» **Work instruction**:
Repeat the whole listing exactly as it appears.
####
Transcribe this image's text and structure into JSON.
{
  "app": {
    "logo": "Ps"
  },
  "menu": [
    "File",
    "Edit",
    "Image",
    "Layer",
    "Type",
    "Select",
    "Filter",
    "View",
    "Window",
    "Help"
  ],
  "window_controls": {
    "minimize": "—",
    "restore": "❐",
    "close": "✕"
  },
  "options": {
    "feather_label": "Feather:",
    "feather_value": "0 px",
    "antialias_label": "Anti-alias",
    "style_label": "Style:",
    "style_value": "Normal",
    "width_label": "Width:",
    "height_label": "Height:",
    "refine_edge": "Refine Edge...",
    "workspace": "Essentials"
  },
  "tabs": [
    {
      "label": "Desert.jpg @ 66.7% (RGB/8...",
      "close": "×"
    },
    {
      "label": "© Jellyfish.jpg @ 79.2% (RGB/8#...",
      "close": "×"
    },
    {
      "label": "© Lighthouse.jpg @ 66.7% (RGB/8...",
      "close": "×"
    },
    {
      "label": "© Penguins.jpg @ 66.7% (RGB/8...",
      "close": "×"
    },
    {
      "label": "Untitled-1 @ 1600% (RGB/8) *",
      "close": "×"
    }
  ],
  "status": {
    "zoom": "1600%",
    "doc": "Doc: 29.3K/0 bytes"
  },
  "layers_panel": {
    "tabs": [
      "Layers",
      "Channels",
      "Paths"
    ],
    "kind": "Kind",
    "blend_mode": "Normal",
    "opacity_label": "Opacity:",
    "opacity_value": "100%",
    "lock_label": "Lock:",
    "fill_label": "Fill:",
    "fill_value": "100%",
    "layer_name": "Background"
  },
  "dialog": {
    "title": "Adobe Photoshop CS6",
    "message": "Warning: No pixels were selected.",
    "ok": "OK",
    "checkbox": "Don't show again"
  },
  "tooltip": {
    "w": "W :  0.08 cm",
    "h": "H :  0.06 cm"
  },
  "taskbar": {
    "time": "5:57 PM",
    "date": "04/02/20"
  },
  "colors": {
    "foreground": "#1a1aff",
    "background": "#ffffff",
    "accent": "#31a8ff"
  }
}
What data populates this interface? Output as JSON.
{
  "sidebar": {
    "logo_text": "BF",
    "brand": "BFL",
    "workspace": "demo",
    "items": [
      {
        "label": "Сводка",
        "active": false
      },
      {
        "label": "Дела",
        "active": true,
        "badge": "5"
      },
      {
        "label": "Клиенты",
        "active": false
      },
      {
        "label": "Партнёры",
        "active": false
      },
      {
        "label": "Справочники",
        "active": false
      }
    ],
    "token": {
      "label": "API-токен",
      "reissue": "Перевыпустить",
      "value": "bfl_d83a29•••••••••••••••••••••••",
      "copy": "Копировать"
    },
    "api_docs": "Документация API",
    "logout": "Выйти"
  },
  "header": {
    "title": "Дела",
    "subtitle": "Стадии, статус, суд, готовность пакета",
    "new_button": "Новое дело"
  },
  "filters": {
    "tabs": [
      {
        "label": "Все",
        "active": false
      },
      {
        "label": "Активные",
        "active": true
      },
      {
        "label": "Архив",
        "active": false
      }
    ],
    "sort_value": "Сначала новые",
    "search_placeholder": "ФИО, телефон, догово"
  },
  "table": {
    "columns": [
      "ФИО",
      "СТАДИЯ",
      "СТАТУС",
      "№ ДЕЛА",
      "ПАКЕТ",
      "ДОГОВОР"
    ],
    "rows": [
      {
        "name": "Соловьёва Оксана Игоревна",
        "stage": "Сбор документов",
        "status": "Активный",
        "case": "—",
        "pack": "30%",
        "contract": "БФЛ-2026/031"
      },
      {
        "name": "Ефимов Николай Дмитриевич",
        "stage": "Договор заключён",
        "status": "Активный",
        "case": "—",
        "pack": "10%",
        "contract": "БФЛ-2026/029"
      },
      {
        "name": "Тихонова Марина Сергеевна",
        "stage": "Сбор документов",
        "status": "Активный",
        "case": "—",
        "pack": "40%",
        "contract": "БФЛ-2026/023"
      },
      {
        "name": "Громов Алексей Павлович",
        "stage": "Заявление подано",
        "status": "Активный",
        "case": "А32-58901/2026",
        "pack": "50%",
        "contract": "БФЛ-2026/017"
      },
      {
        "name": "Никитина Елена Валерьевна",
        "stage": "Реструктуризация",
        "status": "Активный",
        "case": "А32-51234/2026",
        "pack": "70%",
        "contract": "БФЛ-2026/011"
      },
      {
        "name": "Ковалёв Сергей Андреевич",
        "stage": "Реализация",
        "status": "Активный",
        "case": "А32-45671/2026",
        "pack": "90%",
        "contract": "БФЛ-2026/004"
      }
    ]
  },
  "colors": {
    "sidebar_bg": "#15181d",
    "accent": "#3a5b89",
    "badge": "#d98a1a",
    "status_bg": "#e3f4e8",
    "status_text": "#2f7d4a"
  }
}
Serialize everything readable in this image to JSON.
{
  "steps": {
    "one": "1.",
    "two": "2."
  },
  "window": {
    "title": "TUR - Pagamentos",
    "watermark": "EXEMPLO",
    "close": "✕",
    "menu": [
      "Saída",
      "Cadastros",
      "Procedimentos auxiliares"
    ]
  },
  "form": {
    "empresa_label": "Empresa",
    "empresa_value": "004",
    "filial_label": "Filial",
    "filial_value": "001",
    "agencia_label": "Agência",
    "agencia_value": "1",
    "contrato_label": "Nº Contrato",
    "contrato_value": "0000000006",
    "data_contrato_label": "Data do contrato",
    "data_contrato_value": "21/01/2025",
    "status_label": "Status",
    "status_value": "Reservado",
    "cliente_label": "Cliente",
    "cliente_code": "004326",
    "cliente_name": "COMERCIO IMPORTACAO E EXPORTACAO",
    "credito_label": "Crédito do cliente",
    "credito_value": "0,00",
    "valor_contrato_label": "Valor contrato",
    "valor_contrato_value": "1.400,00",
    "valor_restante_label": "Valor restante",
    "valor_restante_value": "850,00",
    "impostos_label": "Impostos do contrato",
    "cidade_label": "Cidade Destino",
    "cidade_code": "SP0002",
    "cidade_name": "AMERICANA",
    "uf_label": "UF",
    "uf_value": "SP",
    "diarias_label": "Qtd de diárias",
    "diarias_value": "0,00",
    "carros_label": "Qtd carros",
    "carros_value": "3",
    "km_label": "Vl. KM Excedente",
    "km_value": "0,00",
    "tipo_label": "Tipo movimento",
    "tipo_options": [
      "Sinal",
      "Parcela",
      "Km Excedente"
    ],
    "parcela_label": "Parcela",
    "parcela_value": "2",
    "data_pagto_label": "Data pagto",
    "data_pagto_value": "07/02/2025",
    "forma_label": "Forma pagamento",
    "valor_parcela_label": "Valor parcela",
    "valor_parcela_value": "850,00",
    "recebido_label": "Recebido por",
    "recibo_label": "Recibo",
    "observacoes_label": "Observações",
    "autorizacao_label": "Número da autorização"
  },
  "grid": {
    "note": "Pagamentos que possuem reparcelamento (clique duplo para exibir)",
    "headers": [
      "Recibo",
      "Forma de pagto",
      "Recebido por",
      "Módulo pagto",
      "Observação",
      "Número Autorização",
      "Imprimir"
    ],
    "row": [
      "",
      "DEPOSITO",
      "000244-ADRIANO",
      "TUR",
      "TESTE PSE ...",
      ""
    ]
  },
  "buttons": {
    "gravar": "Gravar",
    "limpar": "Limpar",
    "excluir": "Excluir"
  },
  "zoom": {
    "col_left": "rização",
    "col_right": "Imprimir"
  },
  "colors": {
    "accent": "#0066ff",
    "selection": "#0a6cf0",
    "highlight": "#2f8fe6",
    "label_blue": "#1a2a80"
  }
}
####
» **Output for this exercise**:
Transcribe this image's text and structure into JSON.
{
  "app": {
    "logo": "Ps"
  },
  "menu": [
    "File",
    "Edit",
    "Image",
    "Layer",
    "Type",
    "Select",
    "Filter",
    "View",
    "Window",
    "Help"
  ],
  "window_controls": {
    "minimize": "—",
    "restore": "❐",
    "close": "✕"
  },
  "options": {
    "feather_label": "Feather:",
    "feather_value": "0 px",
    "antialias_label": "Anti-alias",
    "style_label": "Style:",
    "style_value": "Normal",
    "width_label": "Width:",
    "height_label": "Height:",
    "refine_edge": "Refine Edge...",
    "workspace": "Essentials"
  },
  "tabs": [
    {
      "label": "Desert.jpg @ 66.7% (RGB/8...",
      "close": "×"
    },
    {
      "label": "© Jellyfish.jpg @ 79.2% (RGB/8#...",
      "close": "×"
    },
    {
      "label": "© Lighthouse.jpg @ 66.7% (RGB/8...",
      "close": "×"
    },
    {
      "label": "© Penguins.jpg @ 66.7% (RGB/8...",
      "close": "×"
    },
    {
      "label": "Untitled-1 @ 1600% (RGB/8) *",
      "close": "×"
    }
  ],
  "status": {
    "zoom": "1600%",
    "doc": "Doc: 29.3K/0 bytes"
  },
  "layers_panel": {
    "tabs": [
      "Layers",
      "Channels",
      "Paths"
    ],
    "kind": "Kind",
    "blend_mode": "Normal",
    "opacity_label": "Opacity:",
    "opacity_value": "100%",
    "lock_label": "Lock:",
    "fill_label": "Fill:",
    "fill_value": "100%",
    "layer_name": "Background"
  },
  "dialog": {
    "title": "Adobe Photoshop CS6",
    "message": "Warning: No pixels were selected.",
    "ok": "OK",
    "checkbox": "Don't show again"
  },
  "tooltip": {
    "w": "W :  0.08 cm",
    "h": "H :  0.06 cm"
  },
  "taskbar": {
    "time": "5:57 PM",
    "date": "04/02/20"
  },
  "colors": {
    "foreground": "#1a1aff",
    "background": "#ffffff",
    "accent": "#31a8ff"
  }
}
What data populates this interface? Output as JSON.
{
  "sidebar": {
    "logo_text": "BF",
    "brand": "BFL",
    "workspace": "demo",
    "items": [
      {
        "label": "Сводка",
        "active": false
      },
      {
        "label": "Дела",
        "active": true,
        "badge": "5"
      },
      {
        "label": "Клиенты",
        "active": false
      },
      {
        "label": "Партнёры",
        "active": false
      },
      {
        "label": "Справочники",
        "active": false
      }
    ],
    "token": {
      "label": "API-токен",
      "reissue": "Перевыпустить",
      "value": "bfl_d83a29•••••••••••••••••••••••",
      "copy": "Копировать"
    },
    "api_docs": "Документация API",
    "logout": "Выйти"
  },
  "header": {
    "title": "Дела",
    "subtitle": "Стадии, статус, суд, готовность пакета",
    "new_button": "Новое дело"
  },
  "filters": {
    "tabs": [
      {
        "label": "Все",
        "active": false
      },
      {
        "label": "Активные",
        "active": true
      },
      {
        "label": "Архив",
        "active": false
      }
    ],
    "sort_value": "Сначала новые",
    "search_placeholder": "ФИО, телефон, догово"
  },
  "table": {
    "columns": [
      "ФИО",
      "СТАДИЯ",
      "СТАТУС",
      "№ ДЕЛА",
      "ПАКЕТ",
      "ДОГОВОР"
    ],
    "rows": [
      {
        "name": "Соловьёва Оксана Игоревна",
        "stage": "Сбор документов",
        "status": "Активный",
        "case": "—",
        "pack": "30%",
        "contract": "БФЛ-2026/031"
      },
      {
        "name": "Ефимов Николай Дмитриевич",
        "stage": "Договор заключён",
        "status": "Активный",
        "case": "—",
        "pack": "10%",
        "contract": "БФЛ-2026/029"
      },
      {
        "name": "Тихонова Марина Сергеевна",
        "stage": "Сбор документов",
        "status": "Активный",
        "case": "—",
        "pack": "40%",
        "contract": "БФЛ-2026/023"
      },
      {
        "name": "Громов Алексей Павлович",
        "stage": "Заявление подано",
        "status": "Активный",
        "case": "А32-58901/2026",
        "pack": "50%",
        "contract": "БФЛ-2026/017"
      },
      {
        "name": "Никитина Елена Валерьевна",
        "stage": "Реструктуризация",
        "status": "Активный",
        "case": "А32-51234/2026",
        "pack": "70%",
        "contract": "БФЛ-2026/011"
      },
      {
        "name": "Ковалёв Сергей Андреевич",
        "stage": "Реализация",
        "status": "Активный",
        "case": "А32-45671/2026",
        "pack": "90%",
        "contract": "БФЛ-2026/004"
      }
    ]
  },
  "colors": {
    "sidebar_bg": "#15181d",
    "accent": "#3a5b89",
    "badge": "#d98a1a",
    "status_bg": "#e3f4e8",
    "status_text": "#2f7d4a"
  }
}
Serialize everything readable in this image to JSON.
{
  "steps": {
    "one": "1.",
    "two": "2."
  },
  "window": {
    "title": "TUR - Pagamentos",
    "watermark": "EXEMPLO",
    "close": "✕",
    "menu": [
      "Saída",
      "Cadastros",
      "Procedimentos auxiliares"
    ]
  },
  "form": {
    "empresa_label": "Empresa",
    "empresa_value": "004",
    "filial_label": "Filial",
    "filial_value": "001",
    "agencia_label": "Agência",
    "agencia_value": "1",
    "contrato_label": "Nº Contrato",
    "contrato_value": "0000000006",
    "data_contrato_label": "Data do contrato",
    "data_contrato_value": "21/01/2025",
    "status_label": "Status",
    "status_value": "Reservado",
    "cliente_label": "Cliente",
    "cliente_code": "004326",
    "cliente_name": "COMERCIO IMPORTACAO E EXPORTACAO",
    "credito_label": "Crédito do cliente",
    "credito_value": "0,00",
    "valor_contrato_label": "Valor contrato",
    "valor_contrato_value": "1.400,00",
    "valor_restante_label": "Valor restante",
    "valor_restante_value": "850,00",
    "impostos_label": "Impostos do contrato",
    "cidade_label": "Cidade Destino",
    "cidade_code": "SP0002",
    "cidade_name": "AMERICANA",
    "uf_label": "UF",
    "uf_value": "SP",
    "diarias_label": "Qtd de diárias",
    "diarias_value": "0,00",
    "carros_label": "Qtd carros",
    "carros_value": "3",
    "km_label": "Vl. KM Excedente",
    "km_value": "0,00",
    "tipo_label": "Tipo movimento",
    "tipo_options": [
      "Sinal",
      "Parcela",
      "Km Excedente"
    ],
    "parcela_label": "Parcela",
    "parcela_value": "2",
    "data_pagto_label": "Data pagto",
    "data_pagto_value": "07/02/2025",
    "forma_label": "Forma pagamento",
    "valor_parcela_label": "Valor parcela",
    "valor_parcela_value": "850,00",
    "recebido_label": "Recebido por",
    "recibo_label": "Recibo",
    "observacoes_label": "Observações",
    "autorizacao_label": "Número da autorização"
  },
  "grid": {
    "note": "Pagamentos que possuem reparcelamento (clique duplo para exibir)",
    "headers": [
      "Recibo",
      "Forma de pagto",
      "Recebido por",
      "Módulo pagto",
      "Observação",
      "Número Autorização",
      "Imprimir"
    ],
    "row": [
      "",
      "DEPOSITO",
      "000244-ADRIANO",
      "TUR",
      "TESTE PSE ...",
      ""
    ]
  },
  "buttons": {
    "gravar": "Gravar",
    "limpar": "Limpar",
    "excluir": "Excluir"
  },
  "zoom": {
    "col_left": "rização",
    "col_right": "Imprimir"
  },
  "colors": {
    "accent": "#0066ff",
    "selection": "#0a6cf0",
    "highlight": "#2f8fe6",
    "label_blue": "#1a2a80"
  }
}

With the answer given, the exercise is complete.